What is required | Only the pictures are to be omitted; everything else in the listing must be reproduced exactly.

Available data |
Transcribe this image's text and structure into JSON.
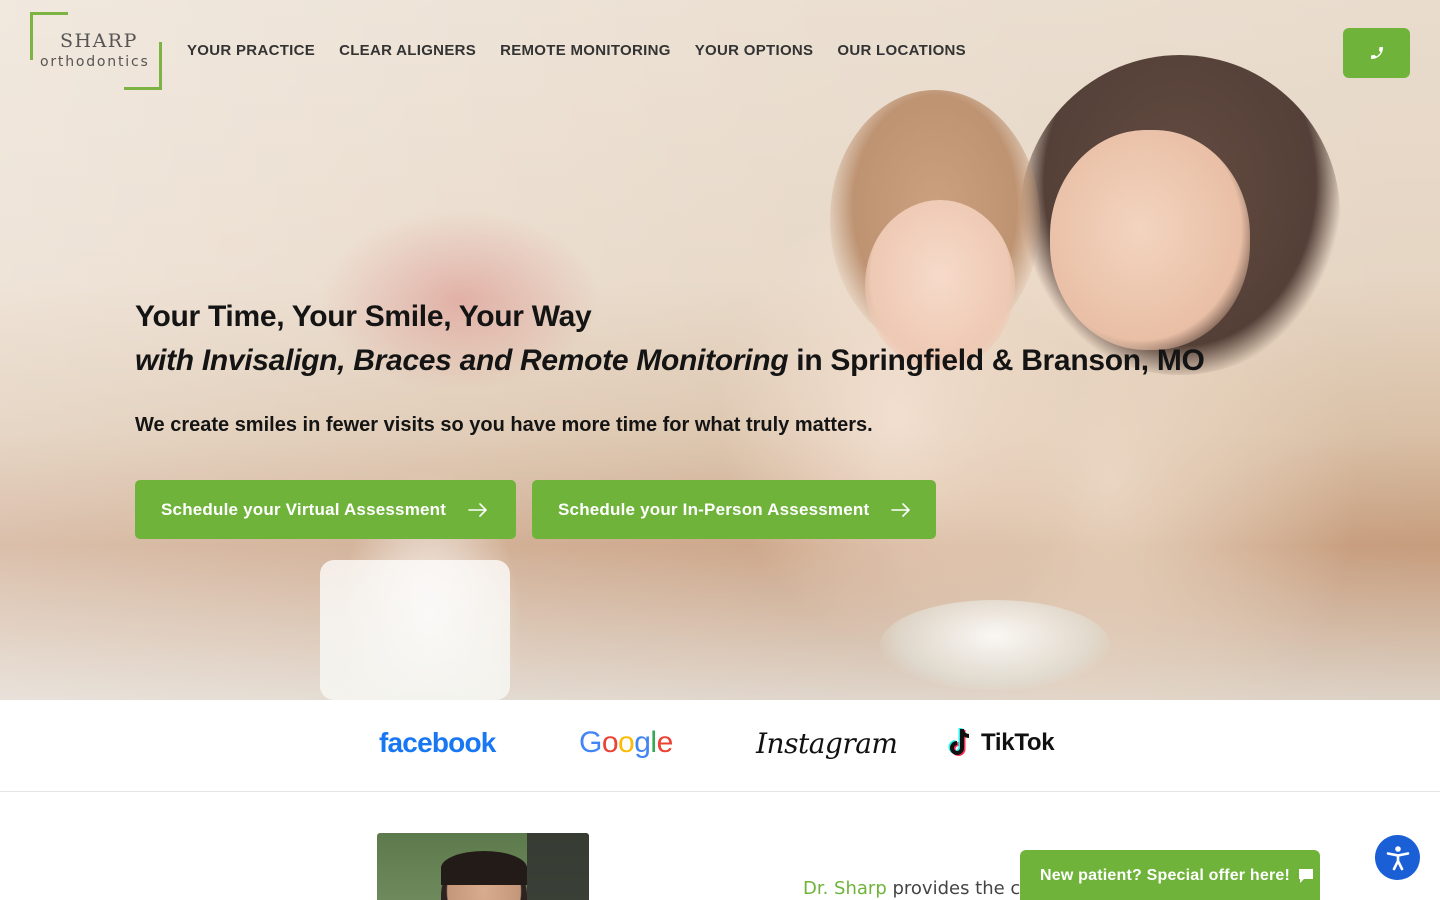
{
  "brand": {
    "logo_line1": "SHARP",
    "logo_line2": "orthodontics",
    "accent_color": "#6fb33a"
  },
  "nav": {
    "items": [
      {
        "label": "YOUR PRACTICE"
      },
      {
        "label": "CLEAR ALIGNERS"
      },
      {
        "label": "REMOTE MONITORING"
      },
      {
        "label": "YOUR OPTIONS"
      },
      {
        "label": "OUR LOCATIONS"
      }
    ],
    "phone_icon": "phone-icon"
  },
  "hero": {
    "headline_line1": "Your Time, Your Smile, Your Way",
    "headline_line2_italic": "with Invisalign, Braces and Remote Monitoring",
    "headline_line2_rest": " in Springfield & Branson, MO",
    "subheadline": "We create smiles in fewer visits so you have more time for what truly matters.",
    "cta_virtual": "Schedule your Virtual Assessment",
    "cta_in_person": "Schedule your In-Person Assessment",
    "cta_icon": "arrow-right-icon"
  },
  "social": {
    "facebook": "facebook",
    "google": [
      "G",
      "o",
      "o",
      "g",
      "l",
      "e"
    ],
    "instagram": "Instagram",
    "tiktok": "TikTok"
  },
  "intro": {
    "doctor_name": "Dr. Sharp",
    "text_visible": " provides the c"
  },
  "offer": {
    "label": "New patient? Special offer here!",
    "icon": "chat-bubble-icon"
  },
  "accessibility": {
    "icon": "accessibility-icon",
    "color": "#1a5fd6"
  }
}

Exercise output |
Transcribe this image's text and structure into JSON.
{
  "brand": {
    "logo_line1": "SHARP",
    "logo_line2": "orthodontics",
    "accent_color": "#6fb33a"
  },
  "nav": {
    "items": [
      {
        "label": "YOUR PRACTICE"
      },
      {
        "label": "CLEAR ALIGNERS"
      },
      {
        "label": "REMOTE MONITORING"
      },
      {
        "label": "YOUR OPTIONS"
      },
      {
        "label": "OUR LOCATIONS"
      }
    ],
    "phone_icon": "phone-icon"
  },
  "hero": {
    "headline_line1": "Your Time, Your Smile, Your Way",
    "headline_line2_italic": "with Invisalign, Braces and Remote Monitoring",
    "headline_line2_rest": " in Springfield & Branson, MO",
    "subheadline": "We create smiles in fewer visits so you have more time for what truly matters.",
    "cta_virtual": "Schedule your Virtual Assessment",
    "cta_in_person": "Schedule your In-Person Assessment",
    "cta_icon": "arrow-right-icon"
  },
  "social": {
    "facebook": "facebook",
    "google": [
      "G",
      "o",
      "o",
      "g",
      "l",
      "e"
    ],
    "instagram": "Instagram",
    "tiktok": "TikTok"
  },
  "intro": {
    "doctor_name": "Dr. Sharp",
    "text_visible": " provides the c"
  },
  "offer": {
    "label": "New patient? Special offer here!",
    "icon": "chat-bubble-icon"
  },
  "accessibility": {
    "icon": "accessibility-icon",
    "color": "#1a5fd6"
  }
}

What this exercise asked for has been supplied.